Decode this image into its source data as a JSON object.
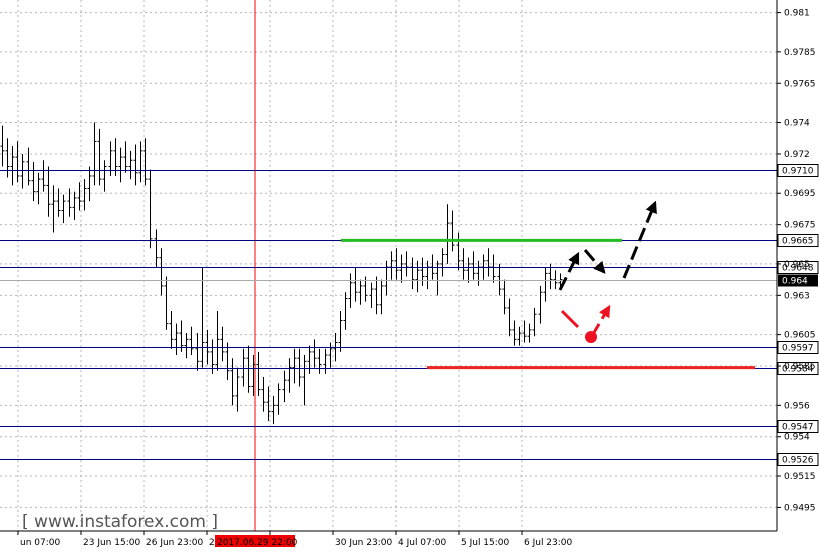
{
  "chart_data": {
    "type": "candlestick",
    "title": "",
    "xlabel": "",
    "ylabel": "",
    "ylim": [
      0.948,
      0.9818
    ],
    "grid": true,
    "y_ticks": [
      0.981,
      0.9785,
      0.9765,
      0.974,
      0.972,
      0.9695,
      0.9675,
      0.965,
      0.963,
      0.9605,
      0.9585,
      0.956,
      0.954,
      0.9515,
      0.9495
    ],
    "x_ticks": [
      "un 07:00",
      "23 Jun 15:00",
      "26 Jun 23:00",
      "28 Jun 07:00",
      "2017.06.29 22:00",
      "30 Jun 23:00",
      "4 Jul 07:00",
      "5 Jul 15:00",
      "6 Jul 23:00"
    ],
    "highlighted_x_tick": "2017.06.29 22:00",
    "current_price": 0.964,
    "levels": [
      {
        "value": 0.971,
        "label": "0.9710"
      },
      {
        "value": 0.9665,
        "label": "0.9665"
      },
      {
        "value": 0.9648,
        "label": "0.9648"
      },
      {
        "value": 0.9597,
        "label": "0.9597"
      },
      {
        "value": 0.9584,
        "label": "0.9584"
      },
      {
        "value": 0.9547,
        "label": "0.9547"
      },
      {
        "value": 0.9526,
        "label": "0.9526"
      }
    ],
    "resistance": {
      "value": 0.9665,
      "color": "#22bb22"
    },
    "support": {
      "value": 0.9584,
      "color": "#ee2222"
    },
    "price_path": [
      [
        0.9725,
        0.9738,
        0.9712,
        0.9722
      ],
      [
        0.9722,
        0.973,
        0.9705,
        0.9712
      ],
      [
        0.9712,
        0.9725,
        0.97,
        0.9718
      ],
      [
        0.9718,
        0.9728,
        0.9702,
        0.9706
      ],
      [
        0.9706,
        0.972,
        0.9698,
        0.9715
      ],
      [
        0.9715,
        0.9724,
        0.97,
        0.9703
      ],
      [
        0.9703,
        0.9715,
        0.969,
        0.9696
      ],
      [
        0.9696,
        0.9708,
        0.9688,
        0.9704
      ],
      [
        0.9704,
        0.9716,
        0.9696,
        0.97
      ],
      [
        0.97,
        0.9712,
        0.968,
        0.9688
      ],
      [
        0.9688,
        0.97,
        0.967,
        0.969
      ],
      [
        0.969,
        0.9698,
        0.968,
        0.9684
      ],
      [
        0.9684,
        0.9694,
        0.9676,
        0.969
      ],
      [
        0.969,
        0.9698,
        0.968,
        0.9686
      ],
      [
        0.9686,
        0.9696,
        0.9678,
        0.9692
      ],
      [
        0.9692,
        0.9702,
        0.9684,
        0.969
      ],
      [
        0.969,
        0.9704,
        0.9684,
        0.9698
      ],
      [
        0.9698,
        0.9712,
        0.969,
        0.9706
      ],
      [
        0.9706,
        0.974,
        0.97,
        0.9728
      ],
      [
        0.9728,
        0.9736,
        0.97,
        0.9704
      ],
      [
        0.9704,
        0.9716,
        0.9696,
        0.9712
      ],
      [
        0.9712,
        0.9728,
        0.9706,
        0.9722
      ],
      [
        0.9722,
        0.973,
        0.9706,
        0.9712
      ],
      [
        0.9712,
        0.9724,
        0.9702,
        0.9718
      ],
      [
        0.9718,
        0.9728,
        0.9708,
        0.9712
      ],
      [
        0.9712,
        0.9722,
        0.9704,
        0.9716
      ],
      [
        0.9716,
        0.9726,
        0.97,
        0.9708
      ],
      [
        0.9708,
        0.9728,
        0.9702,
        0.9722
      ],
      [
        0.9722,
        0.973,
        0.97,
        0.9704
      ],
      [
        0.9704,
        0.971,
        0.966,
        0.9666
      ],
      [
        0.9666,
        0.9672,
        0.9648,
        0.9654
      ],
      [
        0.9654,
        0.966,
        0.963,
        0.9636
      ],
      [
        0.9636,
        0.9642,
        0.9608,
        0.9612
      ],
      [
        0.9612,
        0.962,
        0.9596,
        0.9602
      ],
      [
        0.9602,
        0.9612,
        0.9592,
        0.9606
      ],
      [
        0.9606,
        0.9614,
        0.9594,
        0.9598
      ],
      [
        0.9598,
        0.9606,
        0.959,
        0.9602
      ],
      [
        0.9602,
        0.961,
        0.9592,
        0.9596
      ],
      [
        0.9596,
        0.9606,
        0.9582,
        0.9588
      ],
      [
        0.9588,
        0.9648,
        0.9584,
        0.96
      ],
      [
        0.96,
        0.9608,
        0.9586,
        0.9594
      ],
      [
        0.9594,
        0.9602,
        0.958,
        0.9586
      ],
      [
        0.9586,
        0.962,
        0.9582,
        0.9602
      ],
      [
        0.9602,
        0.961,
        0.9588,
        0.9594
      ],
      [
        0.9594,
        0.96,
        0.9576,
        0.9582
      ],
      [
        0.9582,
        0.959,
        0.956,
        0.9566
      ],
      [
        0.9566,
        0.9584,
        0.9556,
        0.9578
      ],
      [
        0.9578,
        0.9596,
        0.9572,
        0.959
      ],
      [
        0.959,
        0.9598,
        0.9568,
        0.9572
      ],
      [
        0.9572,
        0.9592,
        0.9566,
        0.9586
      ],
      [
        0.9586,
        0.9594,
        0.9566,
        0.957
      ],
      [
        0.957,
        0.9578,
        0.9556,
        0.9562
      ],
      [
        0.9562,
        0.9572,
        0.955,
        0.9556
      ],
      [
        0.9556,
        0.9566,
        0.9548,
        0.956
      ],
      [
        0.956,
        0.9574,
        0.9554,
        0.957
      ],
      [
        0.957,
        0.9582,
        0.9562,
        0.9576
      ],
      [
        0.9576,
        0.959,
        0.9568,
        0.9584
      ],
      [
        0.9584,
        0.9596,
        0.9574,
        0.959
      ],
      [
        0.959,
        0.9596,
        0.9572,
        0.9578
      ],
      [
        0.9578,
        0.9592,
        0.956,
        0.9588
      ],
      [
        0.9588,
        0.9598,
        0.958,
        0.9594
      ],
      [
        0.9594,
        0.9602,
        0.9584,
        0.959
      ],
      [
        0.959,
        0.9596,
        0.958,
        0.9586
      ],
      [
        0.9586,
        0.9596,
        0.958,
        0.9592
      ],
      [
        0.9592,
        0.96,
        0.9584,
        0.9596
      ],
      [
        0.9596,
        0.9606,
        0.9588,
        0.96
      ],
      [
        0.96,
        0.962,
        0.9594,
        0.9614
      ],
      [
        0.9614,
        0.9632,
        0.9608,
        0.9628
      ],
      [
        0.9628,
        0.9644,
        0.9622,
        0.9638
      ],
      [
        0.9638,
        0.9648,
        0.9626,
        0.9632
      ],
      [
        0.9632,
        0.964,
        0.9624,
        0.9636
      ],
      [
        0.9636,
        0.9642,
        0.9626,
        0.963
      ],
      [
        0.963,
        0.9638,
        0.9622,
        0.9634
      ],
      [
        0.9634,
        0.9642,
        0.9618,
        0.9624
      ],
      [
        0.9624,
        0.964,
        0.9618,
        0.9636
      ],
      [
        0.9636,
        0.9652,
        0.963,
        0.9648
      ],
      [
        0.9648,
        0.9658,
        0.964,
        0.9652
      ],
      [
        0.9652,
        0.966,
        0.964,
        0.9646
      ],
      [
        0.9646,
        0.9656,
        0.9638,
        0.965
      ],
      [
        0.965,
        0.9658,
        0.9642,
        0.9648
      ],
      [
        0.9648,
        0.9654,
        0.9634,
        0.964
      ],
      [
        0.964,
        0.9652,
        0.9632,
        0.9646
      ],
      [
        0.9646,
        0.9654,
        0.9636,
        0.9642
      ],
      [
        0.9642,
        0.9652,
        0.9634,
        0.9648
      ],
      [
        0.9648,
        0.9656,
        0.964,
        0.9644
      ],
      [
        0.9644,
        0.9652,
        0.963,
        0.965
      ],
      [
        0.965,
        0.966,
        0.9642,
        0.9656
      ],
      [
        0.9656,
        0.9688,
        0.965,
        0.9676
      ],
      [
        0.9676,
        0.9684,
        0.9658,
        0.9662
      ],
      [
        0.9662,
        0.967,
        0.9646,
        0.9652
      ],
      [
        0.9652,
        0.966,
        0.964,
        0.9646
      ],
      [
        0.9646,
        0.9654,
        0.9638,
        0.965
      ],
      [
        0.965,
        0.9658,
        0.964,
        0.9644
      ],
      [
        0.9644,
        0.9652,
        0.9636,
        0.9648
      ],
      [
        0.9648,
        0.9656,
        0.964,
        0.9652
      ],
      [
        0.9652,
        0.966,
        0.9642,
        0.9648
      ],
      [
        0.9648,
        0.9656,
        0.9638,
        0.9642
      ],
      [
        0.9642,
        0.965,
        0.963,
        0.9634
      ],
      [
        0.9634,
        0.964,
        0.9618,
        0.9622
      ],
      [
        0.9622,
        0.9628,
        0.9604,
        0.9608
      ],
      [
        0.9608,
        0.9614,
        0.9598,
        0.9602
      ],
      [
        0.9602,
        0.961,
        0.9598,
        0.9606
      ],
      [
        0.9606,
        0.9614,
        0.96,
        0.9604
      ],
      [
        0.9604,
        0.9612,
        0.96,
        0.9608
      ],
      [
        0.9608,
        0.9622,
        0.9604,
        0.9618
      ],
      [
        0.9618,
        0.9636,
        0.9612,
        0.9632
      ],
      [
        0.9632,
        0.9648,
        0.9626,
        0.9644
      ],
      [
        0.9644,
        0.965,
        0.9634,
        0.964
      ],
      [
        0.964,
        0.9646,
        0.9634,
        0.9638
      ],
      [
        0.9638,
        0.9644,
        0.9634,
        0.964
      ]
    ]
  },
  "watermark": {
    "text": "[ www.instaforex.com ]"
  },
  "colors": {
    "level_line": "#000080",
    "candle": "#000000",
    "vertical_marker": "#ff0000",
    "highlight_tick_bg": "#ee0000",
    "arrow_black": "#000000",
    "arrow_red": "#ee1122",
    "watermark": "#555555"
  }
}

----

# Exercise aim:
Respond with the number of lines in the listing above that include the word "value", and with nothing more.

# Task response:
9